The need for a repurchase power came to be felt as a result of having lost sight of the essential terms of the bargain between shareholders and creditors, which allow for limited liability. Also, this capital can be frittered away in the course of trading and the same is evidence of the ineffectuality of the capital maintenance doctrine. The limited liability bargain requires that at least an attempt be made to do whatever can be done to protect the security of creditors, regardless of the chances of success/failure of those attempts. One may argue that buy-backs are inherently subversive of creditors interests. On the other hand, there is also an argument to the effect that with increased integration of global financial markets, a share buy-back power will facilitate increased capital mobility as individual shareholders will have the option to make personal judgments as to where to invest the capital which is returned.

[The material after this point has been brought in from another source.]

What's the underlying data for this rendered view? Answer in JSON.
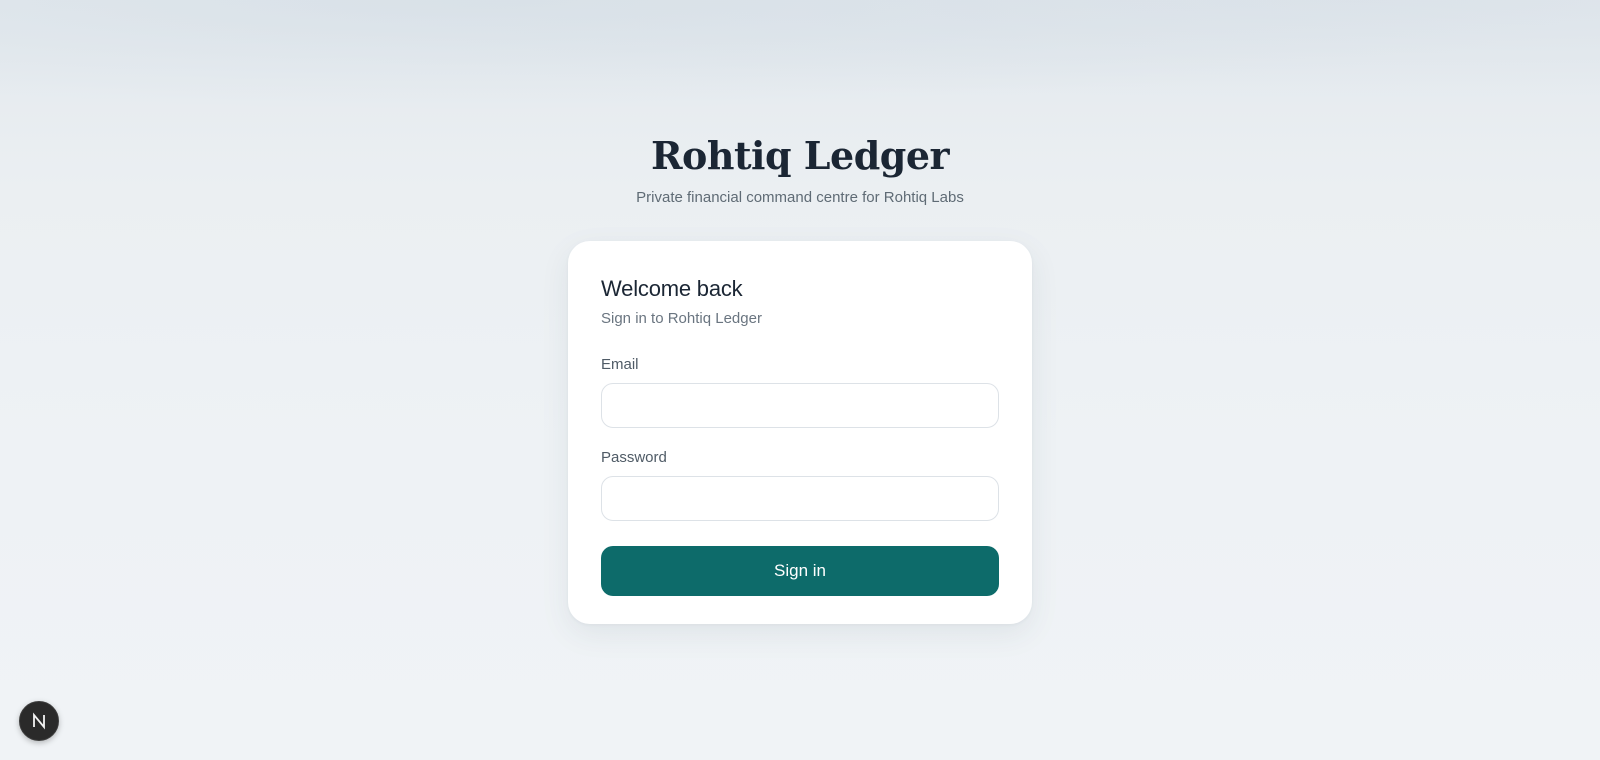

Furthermore, the ability to repurchase shares adds to the flexibility of the company to exercise greater control over its equity and its continued prohibition may serve to discourage portfolio investments. Lastly, it is submitted that though any conclusion in support of a share buy-back power will necessarily be diminished by the jurisprudential establishment and standing of the doctrine of capital maintenance, however, there are no two opinions about the fact that a repurchase offers considerable benefits to shareholders in terms of a viable exit option and increased earnings per share. Provided all the safeguards mention in Section 77 and those mentioned in the SEBI guidelines are followed, the entire buy-back process is an informed one and voluntary for the shareholders and offers considerable benefits to them. It would have been against the long term interests of corporate sector growth to continue with the prohibition on a repurchase power. For capital markets to be efficient in putting money to best use, companies need flexibility not merely in raising capital but also in returning the same. One should allow free market forces to operate and accordingly support a buy-back power for companies.